[Problem to work on] Return all the entries. Match them word for word.

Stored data
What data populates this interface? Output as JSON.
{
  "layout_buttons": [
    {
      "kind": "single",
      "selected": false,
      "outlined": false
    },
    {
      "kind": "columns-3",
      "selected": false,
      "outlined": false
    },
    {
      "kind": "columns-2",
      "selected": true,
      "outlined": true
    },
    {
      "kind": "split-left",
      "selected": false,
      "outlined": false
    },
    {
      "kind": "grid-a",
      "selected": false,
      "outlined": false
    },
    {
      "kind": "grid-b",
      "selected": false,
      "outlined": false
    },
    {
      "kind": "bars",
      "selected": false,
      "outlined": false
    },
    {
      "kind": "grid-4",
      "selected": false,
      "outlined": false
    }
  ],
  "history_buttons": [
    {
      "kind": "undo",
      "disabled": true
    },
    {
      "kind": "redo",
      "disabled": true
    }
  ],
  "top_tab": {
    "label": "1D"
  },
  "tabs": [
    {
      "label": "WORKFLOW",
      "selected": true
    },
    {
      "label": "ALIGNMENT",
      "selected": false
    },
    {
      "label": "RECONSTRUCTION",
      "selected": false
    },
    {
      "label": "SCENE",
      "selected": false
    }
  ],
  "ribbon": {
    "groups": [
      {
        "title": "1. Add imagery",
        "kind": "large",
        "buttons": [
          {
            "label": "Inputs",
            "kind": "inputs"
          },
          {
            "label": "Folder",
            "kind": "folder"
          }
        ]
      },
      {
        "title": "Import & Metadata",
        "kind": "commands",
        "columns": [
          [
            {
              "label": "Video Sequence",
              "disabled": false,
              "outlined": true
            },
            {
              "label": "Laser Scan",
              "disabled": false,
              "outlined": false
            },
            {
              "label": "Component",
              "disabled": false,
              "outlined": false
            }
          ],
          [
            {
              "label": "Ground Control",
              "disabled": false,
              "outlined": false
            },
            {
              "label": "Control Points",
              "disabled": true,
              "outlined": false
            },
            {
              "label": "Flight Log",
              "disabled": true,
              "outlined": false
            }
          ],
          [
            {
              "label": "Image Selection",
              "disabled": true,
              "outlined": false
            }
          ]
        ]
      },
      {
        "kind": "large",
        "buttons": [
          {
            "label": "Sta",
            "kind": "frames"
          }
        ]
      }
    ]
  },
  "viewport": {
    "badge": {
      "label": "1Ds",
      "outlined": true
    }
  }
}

[Solved problem]
What data populates this interface? Output as JSON.
{
  "layout_buttons": [
    {
      "kind": "single",
      "selected": false,
      "outlined": false
    },
    {
      "kind": "columns-3",
      "selected": false,
      "outlined": false
    },
    {
      "kind": "columns-2",
      "selected": true,
      "outlined": true
    },
    {
      "kind": "split-left",
      "selected": false,
      "outlined": false
    },
    {
      "kind": "grid-a",
      "selected": false,
      "outlined": false
    },
    {
      "kind": "grid-b",
      "selected": false,
      "outlined": false
    },
    {
      "kind": "bars",
      "selected": false,
      "outlined": false
    },
    {
      "kind": "grid-4",
      "selected": false,
      "outlined": false
    }
  ],
  "history_buttons": [
    {
      "kind": "undo",
      "disabled": true
    },
    {
      "kind": "redo",
      "disabled": true
    }
  ],
  "top_tab": {
    "label": "1D"
  },
  "tabs": [
    {
      "label": "WORKFLOW",
      "selected": true
    },
    {
      "label": "ALIGNMENT",
      "selected": false
    },
    {
      "label": "RECONSTRUCTION",
      "selected": false
    },
    {
      "label": "SCENE",
      "selected": false
    }
  ],
  "ribbon": {
    "groups": [
      {
        "title": "1. Add imagery",
        "kind": "large",
        "buttons": [
          {
            "label": "Inputs",
            "kind": "inputs"
          },
          {
            "label": "Folder",
            "kind": "folder"
          }
        ]
      },
      {
        "title": "Import & Metadata",
        "kind": "commands",
        "columns": [
          [
            {
              "label": "Video Sequence",
              "disabled": false,
              "outlined": true
            },
            {
              "label": "Laser Scan",
              "disabled": false,
              "outlined": false
            },
            {
              "label": "Component",
              "disabled": false,
              "outlined": false
            }
          ],
          [
            {
              "label": "Ground Control",
              "disabled": false,
              "outlined": false
            },
            {
              "label": "Control Points",
              "disabled": true,
              "outlined": false
            },
            {
              "label": "Flight Log",
              "disabled": true,
              "outlined": false
            }
          ],
          [
            {
              "label": "Image Selection",
              "disabled": true,
              "outlined": false
            }
          ]
        ]
      },
      {
        "kind": "large",
        "buttons": [
          {
            "label": "Sta",
            "kind": "frames"
          }
        ]
      }
    ]
  },
  "viewport": {
    "badge": {
      "label": "1Ds",
      "outlined": true
    }
  }
}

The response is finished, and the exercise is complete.